Will public transport agenda hit tax revenue?

KUALA LUMPUR: Public transportation has long been at the crux of the government’s agenda to improve its people’s livelihoods. With rising traffic congestion and frequent toll charges affecting productivity and eating into people’s incomes, the government has come under pressure to address such issues.

Various initiatives have been put in place, including the recently launched National Transport Policy 2019-2030, aimed primarily at strengthening the infrastructure of public transport and making it the preferred option among the people.

While the narrative to push for greater public transport usage has been firmly rooted in government policy, the question arises as to how such investments into providing greater access to these facilities will benefit the government’s coffers.

In particular, will pushing for the public transport agenda, with the aim of reducing private vehicles on the road, have any impact on the government’s tax collection?

According to the finance ministry’s Economic Report 2019/20, tax collection from commodities continues to be on an upward trend, with motor vehicles, trailers and the semi-trailers sector contributing the most.

The sector generated RM13.16 billion in tax revenue in 2015, which was 24.9% of the total RM52.9 billion collected from commodities.

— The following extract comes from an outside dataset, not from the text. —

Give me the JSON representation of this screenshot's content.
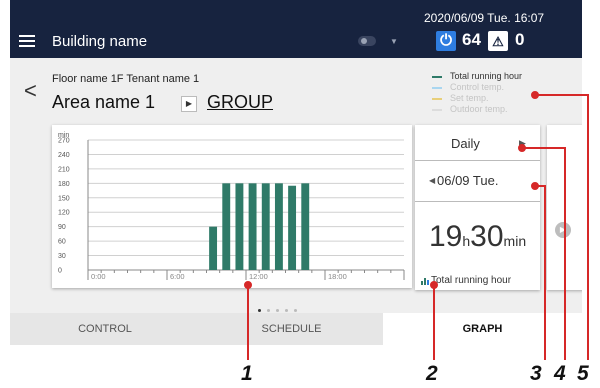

Though tax collection for 2020 is expected to be higher, would there be any impact to this should there be a drop in the tax portion from vehicles resulting from less cars on the road? Economists contacted by The Edge Financial Daily had differing opinions on the matter.

Sunway University Business School economics professor Dr Yeah Kim Leng dismissed the concern, and called for a better balance of oil consumption.

“Malaysia is currently a net importer of oil. It means we consume more than we export. If we can reduce consumption of oil or balance it out to exports, then this will be more positive on government revenue, as government can then focus on boosting exports,” he said.

He disagreed that there was a need to be concerned with taxes from motor vehicles potentially dropping with rising public transport usage. A drop in these taxes would not significantly offset gains in terms of government revenue, he said.

“Car sales may drop in the future, but this would not have a material impact. It would slow down growth [of car sales] but would not be so impactful on government revenue.

“If you look at net oil importer countries such as Singapore, they emphasise on efficient public transport systems and still do well,” he pointed out.

Yeah emphasised on the need to reduce dependence on oil consumption, which would be more sustainable for government revenue and would make the country less vulnerable to oil shocks in the future.

MIDF Research head of research Mohd Redza Abdul Rahman concurred with this perspective, and said the issue should be looked at holistically.

“Less usage of petrol can be looked at positively considering the subsidy portion for fuel. With less usage, more can be obtained by the government from petroleum revenues (from what we produced) or less imports (for local usage),” he said.

Institute for Democracy and Economic Affairs research manager Lau Zheng Zhou said public policies have to be consistent to send the right signals to induce behavioral change among the people.

“Right now, our policy on transportation is rather inconsistent as on one hand we are acquiring tollways in an effort to reduce toll charges, continuing with petrol subsidy, and potentially to increase sales for national cars (reduce cost of road usage), while on the other we are pushing to increase modal share for rail. So, do we want to keep people on or off the road?” he said.

Lau noted that Malaysia has one of the highest car ownership rates in the region. With this, along with a lower cost structure on imported cars and autoparts due to the Asean free trade agreements, demand for cars will likely increase.

“So, government will still generate healthy tax revenue from car sales on the back of strong demand for passenger vehicles.

“The bigger problem is, the government’s investment and subsidy on public transportation may not generate the intended result of moving more people off road, given low ridership of around 20%. This sub-optimal use of public transportation is tantamount to waste of public funds. So, the government’s policy must be consistent in a way that discourages road usage, and get people to switch to rail,” he said.

Lau went on to say that if public transportation ridership can increase (because of falling road usage), the indirect benefit on productivity and reduced carbon emission may constitute larger socio-economic gains.

Economist professor Dr Jomo Kwame Sundaram also recently expressed his views on this matter, urging the government to subsidise public transportation instead of giving fuel subsidies as this would help the masses reliant on the former.

“Who uses more fuel? Car owners. The bottom 20% [income group] has no cars, not even motorcycles. They depend on public transport,” Jomo told the media, adding that the government should think about subsidising public transportation for the bottom 70% and think less about the top 30%.

According to Penang Institute executive director Datuk Dr Ooi Kee Beng, treating transport issues as a serious fiscal problem in itself is to take a narrow view of what an efficient and forward-looking national budget can accomplish in terms of urban livability.

“Surely, a government whose income depends to a critical level on taxing travel is thinking of itself as highway patrolmen and not nation builders whose job is to raise the quality of life of its citizens.

“A developed society is one where the wealthy take public transport. One must also consider the loss of lives on the roads due to congestion, the clash between different forms of transport which ends in motorcyclists, often used by the poorer classes, being [the] victims,” he said.


Related JCI Publications